Angels (23 creatures): The curve starts at three, and while a Descendants' Path Angels deck would be spicy once it gets going, it'd be incumbent on the Angels deck to survive the early going. I've tried to solve this one, but a quick Delver start just dismantles all of my attempts. Could Chancellor of the Annex find its niche here?
Shamans (23 creatures): From one-drops such as Goblin Arsonist and Ulvenwald Tracker to curve-toppers including Thrun, the Last Troll, the Shamans offer a stocky selection. The top of the curve is far iffier, though a Descendants' Path shell might be the ticket to making Skinshifter and Rage Thrower Constructed-relevant.
Beasts (21 creatures): Beasts define the ideal top-curve, thanks to heavy hitters such as Craterhoof Behemoth and Garruk's Horde. There's also more at the bottom than one might think, but the three Beasts with converted mana costs under three cost R (Furnace Scamp), GG (Garruk's Horde), and UU (Plated Seastrider). That's a tall order to fill, and even the three-drop Beasts are restricted to Cystbearer and Ferrovore.

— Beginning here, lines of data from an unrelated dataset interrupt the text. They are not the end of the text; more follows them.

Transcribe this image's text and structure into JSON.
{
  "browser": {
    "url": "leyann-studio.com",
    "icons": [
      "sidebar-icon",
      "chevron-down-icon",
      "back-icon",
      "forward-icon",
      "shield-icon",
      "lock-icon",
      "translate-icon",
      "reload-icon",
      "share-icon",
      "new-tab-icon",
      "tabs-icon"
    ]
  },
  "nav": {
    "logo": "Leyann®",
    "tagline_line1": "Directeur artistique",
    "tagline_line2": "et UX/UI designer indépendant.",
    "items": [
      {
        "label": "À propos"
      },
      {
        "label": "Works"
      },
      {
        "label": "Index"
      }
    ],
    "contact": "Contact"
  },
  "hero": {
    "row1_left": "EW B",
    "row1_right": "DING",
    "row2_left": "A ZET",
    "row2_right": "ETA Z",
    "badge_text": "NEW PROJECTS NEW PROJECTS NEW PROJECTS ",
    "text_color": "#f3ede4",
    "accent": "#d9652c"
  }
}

Constructs (20 creatures): Once more, the low end of the curve is thin (Memnite, Slag Fiend, Haunted Guardian), yet the high curve sports hits such as Kuldotha Forgemaster and Myr Battlesphere. Slag Fiend is a bit misleading here, as it's secretly a lategame card that happens to cost one mana. Adaptive Automaton is a natural Lord for this group; you might as well name Myr for the Battlesphere. Speaking of...

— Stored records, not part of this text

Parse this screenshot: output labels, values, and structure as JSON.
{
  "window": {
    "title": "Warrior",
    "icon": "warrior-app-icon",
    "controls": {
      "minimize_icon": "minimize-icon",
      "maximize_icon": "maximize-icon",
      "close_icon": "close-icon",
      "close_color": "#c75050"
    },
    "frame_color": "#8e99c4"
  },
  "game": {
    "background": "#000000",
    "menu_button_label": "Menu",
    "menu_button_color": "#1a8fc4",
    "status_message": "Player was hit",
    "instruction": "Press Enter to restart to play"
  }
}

Myr (20 creatures): There are precisely three converted mana costs represented among the Myr of Scars block: two, three, and seven. There isn't enough heavy hitting here, though Myr Galvanizer is a nice bonus and Myr Superion is far more playable than usual thanks to all the mana-Myr hanging around.
The Little Bits
As all Werewolves (nineteen creatures) are also Humans, a specifically Werewolf deck would have to incorporate Full Moon's Rise or similar effects to be worth playing; I'd keep my eye on it for the future. Insects (fifteen creatures) have a curve that begins at two except for Hex Parasite, but it ramps up to Vorapede, Phyrexian Swarmlord, and Moldgraf Monstrosity...not exactly chopped liver. Demons (thirteen creatures) and Dragons (twelve creatures) lack the needed early drops, but the curve-topping power is as impressive as expected.
The real surprise comes from Devils. Just eleven creatures strong in Standard, these malevolent red rapscallions pack a surprising punch up and down the line. For my last deck, I'll break one of my rules about spells other than Descendants' Path:
Likely this build is too loopy and rangy to work out, but a more refined version, likely with fewer creatures, could be a fun FNM deck with its constant stream of damage. I'm not sold on Charmbreaker Devils, but with a few more useful spells beyond looting and the token burn listed above, who knows?
I hope you've enjoyed this look at the potential of Descendants' Path in Standard and come away with at least one fun idea. As always, thanks for reading.
@jdbeety on Twitter
*I can't believe I just made a Salt-N-Pepa reference. I'm too embarrassed to provide the link.